Preparing for an Influenza Pandemic: What Has Been Done and What Needs to Be Done to Provide a Sufficient Quantity of Pandemic Vaccines in Time
Vaccination stands as the most effective means of controlling influenza during interpandemic periods, and during a pandemic, it becomes the most efficient approach to managing the disease. Europe currently serves as the primary source for influenza vaccine production, accounting for approximately 70% of the world’s total influenza vaccine output. The European Vaccine Manufacturers* (EVM) encompass all EU influenza vaccine producers and, therefore, occupy a pivotal role in developing and manufacturing influenza pandemic vaccines for the global population.
The members of the European Vaccine Manufacturers are committed to advancing global public health and addressing the challenges associated with the looming threat of a global influenza pandemic. In February 2004, EVM presented an action plan proposal to the European Commission, which can be accessed at http://www.evmvaccines.org/pdfs/evm_pap.pdf.
Among the numerous activities contributing to influenza pandemic preparedness in Europe, a short-term priority is the development of prototype influenza pandemic vaccines. This development stage serves as a critical intermediary step in establishing the manufacturing process and defining the characteristics of future pandemic vaccines.

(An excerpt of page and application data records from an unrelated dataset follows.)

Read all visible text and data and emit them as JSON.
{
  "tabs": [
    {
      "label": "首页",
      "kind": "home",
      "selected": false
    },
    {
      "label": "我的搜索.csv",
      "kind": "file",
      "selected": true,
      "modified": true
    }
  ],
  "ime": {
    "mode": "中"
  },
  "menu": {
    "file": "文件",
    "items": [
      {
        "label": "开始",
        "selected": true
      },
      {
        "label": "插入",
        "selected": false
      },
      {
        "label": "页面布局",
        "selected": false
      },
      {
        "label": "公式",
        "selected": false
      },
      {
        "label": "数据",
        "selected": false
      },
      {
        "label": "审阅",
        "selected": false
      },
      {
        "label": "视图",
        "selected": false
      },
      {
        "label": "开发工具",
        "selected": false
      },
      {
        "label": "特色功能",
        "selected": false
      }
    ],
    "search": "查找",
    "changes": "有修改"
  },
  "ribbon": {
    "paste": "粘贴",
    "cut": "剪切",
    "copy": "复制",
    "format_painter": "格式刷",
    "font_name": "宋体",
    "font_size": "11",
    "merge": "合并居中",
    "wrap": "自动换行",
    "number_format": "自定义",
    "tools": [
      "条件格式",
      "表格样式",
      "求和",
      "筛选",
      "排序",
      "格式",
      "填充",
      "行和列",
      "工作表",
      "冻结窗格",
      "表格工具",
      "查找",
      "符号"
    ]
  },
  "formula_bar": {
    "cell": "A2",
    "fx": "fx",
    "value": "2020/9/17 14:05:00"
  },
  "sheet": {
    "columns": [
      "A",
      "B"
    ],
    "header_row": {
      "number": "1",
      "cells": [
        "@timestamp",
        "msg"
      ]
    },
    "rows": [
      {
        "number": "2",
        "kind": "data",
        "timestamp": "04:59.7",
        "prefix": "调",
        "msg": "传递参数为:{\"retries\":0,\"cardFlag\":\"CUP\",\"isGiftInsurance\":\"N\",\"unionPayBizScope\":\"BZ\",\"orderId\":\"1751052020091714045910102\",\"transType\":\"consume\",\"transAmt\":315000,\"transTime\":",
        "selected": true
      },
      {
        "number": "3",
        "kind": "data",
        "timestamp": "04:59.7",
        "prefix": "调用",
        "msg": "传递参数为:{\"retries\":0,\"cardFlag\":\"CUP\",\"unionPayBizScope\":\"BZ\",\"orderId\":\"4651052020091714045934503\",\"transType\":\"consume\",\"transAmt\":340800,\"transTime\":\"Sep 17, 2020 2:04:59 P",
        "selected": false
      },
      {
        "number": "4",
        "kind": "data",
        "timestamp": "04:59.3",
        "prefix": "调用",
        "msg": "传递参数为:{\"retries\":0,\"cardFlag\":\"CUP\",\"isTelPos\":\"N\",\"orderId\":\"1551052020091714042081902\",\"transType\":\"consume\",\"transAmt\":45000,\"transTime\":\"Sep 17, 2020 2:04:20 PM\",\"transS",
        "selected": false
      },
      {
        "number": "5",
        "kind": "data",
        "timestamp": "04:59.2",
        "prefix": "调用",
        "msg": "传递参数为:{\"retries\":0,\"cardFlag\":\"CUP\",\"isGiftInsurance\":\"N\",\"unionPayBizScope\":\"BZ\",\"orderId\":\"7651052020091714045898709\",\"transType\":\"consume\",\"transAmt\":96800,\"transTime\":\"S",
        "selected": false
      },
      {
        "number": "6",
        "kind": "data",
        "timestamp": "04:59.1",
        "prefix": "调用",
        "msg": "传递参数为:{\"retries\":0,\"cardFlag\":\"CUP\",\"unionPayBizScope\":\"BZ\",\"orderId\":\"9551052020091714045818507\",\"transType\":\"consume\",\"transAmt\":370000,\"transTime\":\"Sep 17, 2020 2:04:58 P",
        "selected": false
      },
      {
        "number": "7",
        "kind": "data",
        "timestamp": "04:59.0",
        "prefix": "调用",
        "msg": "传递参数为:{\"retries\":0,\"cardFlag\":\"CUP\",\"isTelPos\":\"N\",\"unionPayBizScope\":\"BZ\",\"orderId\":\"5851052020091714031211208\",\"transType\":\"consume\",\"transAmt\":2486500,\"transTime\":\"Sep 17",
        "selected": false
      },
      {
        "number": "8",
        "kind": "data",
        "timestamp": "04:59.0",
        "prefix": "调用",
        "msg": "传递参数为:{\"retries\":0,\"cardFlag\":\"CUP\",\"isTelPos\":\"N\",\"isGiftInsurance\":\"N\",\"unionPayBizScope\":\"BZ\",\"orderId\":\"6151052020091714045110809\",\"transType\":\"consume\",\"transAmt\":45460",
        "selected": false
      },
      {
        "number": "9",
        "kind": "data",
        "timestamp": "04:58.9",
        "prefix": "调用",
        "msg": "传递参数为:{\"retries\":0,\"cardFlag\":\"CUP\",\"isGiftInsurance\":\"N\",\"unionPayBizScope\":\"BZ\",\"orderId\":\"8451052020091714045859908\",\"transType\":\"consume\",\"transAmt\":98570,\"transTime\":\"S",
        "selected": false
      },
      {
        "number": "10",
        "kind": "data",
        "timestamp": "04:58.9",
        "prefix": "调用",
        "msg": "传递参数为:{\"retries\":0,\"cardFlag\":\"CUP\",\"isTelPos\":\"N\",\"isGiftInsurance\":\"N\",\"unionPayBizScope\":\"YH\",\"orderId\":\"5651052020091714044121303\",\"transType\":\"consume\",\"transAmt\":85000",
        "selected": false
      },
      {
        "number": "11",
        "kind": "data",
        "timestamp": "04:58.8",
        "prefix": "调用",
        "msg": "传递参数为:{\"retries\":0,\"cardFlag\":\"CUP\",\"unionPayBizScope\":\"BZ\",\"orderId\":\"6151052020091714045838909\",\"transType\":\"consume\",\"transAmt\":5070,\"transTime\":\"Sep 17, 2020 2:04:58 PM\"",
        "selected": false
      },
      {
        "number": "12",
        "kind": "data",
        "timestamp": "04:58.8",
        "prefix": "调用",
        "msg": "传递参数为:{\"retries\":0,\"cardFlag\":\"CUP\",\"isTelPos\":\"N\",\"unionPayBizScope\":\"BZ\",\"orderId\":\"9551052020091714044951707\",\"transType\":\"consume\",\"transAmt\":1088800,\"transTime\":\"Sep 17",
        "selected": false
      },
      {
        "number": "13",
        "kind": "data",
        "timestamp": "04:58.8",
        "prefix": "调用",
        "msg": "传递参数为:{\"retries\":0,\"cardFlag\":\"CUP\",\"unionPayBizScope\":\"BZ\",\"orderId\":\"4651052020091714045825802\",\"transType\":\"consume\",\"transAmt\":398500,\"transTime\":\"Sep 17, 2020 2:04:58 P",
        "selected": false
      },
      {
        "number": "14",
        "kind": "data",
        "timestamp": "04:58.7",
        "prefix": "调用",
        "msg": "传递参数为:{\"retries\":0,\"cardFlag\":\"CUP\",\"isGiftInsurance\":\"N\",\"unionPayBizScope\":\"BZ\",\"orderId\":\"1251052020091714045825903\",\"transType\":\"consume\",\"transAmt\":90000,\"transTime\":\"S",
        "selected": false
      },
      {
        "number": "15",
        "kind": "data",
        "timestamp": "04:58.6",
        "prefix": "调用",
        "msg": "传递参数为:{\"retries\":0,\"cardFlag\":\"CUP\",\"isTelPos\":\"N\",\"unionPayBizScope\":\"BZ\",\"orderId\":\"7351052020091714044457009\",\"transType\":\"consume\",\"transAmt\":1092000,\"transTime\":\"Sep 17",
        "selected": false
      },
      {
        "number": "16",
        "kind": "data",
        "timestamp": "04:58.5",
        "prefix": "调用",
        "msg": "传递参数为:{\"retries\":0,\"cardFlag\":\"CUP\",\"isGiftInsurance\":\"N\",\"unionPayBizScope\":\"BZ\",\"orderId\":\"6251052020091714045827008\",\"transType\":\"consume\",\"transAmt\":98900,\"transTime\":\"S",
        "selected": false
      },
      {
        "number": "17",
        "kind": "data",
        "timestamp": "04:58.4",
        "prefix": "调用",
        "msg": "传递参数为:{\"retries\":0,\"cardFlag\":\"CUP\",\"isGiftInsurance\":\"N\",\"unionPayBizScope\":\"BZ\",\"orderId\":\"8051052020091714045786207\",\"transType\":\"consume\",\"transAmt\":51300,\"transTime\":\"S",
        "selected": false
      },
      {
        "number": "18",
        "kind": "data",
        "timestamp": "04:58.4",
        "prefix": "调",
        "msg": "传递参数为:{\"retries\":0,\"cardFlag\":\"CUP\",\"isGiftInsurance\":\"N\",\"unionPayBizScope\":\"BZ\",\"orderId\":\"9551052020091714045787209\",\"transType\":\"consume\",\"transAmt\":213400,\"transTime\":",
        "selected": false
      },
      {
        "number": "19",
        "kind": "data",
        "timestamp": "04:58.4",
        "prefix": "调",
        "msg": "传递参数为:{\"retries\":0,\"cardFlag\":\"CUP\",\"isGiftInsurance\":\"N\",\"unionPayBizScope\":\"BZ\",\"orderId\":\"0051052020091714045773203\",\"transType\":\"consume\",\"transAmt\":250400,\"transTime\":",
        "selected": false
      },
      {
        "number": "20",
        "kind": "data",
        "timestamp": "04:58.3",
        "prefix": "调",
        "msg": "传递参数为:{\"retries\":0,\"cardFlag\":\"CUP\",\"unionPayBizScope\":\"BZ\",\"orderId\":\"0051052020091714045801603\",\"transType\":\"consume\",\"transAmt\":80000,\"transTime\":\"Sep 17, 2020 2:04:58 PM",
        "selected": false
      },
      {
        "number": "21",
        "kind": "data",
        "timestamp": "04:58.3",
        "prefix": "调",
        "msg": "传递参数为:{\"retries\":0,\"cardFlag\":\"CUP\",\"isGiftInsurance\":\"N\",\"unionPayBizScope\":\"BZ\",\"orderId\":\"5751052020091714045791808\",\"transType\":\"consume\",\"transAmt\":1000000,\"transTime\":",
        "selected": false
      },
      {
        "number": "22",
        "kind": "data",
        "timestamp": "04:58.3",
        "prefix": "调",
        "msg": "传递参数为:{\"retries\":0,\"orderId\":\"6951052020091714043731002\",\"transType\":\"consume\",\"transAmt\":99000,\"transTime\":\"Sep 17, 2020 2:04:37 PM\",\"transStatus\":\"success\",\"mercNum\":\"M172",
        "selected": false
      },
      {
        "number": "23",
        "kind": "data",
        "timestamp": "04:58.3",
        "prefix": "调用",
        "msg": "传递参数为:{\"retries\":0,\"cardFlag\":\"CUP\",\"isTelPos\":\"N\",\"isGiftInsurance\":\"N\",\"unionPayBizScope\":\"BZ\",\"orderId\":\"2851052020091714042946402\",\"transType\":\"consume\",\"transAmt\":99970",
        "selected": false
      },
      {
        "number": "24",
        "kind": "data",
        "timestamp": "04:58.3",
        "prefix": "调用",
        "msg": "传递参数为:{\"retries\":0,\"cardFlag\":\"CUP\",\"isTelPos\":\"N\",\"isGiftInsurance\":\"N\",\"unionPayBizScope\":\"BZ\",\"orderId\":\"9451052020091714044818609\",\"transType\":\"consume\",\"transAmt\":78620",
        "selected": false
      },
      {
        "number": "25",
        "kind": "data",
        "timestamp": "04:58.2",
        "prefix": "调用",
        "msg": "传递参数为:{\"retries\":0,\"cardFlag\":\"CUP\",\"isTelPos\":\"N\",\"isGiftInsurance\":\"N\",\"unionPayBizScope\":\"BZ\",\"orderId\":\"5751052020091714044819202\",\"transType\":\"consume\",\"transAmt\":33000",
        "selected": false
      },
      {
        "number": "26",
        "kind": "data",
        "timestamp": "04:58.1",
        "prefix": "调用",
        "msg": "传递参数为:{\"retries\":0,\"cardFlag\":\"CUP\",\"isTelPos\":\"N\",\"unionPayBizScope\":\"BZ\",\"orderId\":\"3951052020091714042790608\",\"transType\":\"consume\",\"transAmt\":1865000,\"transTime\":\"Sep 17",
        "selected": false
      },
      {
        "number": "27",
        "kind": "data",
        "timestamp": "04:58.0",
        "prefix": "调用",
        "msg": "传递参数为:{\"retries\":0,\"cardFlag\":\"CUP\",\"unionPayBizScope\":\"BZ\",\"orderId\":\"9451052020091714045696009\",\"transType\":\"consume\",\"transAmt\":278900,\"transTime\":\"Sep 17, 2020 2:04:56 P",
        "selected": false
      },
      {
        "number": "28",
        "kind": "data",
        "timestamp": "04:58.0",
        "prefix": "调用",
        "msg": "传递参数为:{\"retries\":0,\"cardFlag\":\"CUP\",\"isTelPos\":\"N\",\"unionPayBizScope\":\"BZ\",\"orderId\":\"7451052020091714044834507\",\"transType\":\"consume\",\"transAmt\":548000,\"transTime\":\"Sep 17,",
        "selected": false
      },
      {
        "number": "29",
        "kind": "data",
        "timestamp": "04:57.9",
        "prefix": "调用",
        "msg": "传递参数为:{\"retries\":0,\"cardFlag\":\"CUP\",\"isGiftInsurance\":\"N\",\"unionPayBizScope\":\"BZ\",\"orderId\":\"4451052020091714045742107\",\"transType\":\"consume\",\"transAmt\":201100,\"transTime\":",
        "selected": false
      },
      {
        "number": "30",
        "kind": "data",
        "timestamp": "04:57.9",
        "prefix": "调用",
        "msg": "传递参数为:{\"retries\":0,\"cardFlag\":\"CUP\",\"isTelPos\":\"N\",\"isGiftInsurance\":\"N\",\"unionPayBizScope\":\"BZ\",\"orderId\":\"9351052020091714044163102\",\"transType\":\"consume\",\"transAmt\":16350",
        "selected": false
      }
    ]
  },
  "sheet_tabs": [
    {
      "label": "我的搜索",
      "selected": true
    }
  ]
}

It necessitates comprehensive preclinical and clinical development, culminating in registration through the centralized procedure, adhering to specific EMEA guidelines already in place.
Among the various initiatives aimed at enhancing preparedness for an influenza pandemic in Europe, one immediate priority centers on the development of prototype influenza pandemic vaccines. This critical step serves as an essential bridge toward establishing the manufacturing processes and defining the attributes of forthcoming pandemic vaccines. It necessitates comprehensive preclinical and clinical development, culminating in registration through the centralized procedure, in accordance with specific EMEA guidelines that are already in place.
In the event of a pandemic, the rapid production of a monovalent vaccine (targeting a single strain as opposed to the three strains included in the annual vaccine) would be imperative and would require the production of exceptionally large quantities. Many EVM members are already engaged in developing prototype influenza pandemic vaccines, a pivotal component of the influenza pandemic preparedness plan. This proactive approach will facilitate a fast-track evaluation process when a pandemic emerges, thereby reducing the lead-time for pandemic vaccines. Nevertheless, the support of public health authorities is needed to incentivize the development of all potential pandemic candidate vaccines, even those that may never be deployed. EU contributions will further enable the equitable distribution of pandemic vaccines throughout Europe and beyond.
However, other factors, such as the necessity to expand production capacity, must also be addressed before a pandemic occurs. Influenza vaccine production capacity is intrinsically linked to annual demand since influenza vaccine composition must be reformulated each year to align with the currently circulating strains. Consequently, stockpiling vaccines for use in subsequent years is not feasible.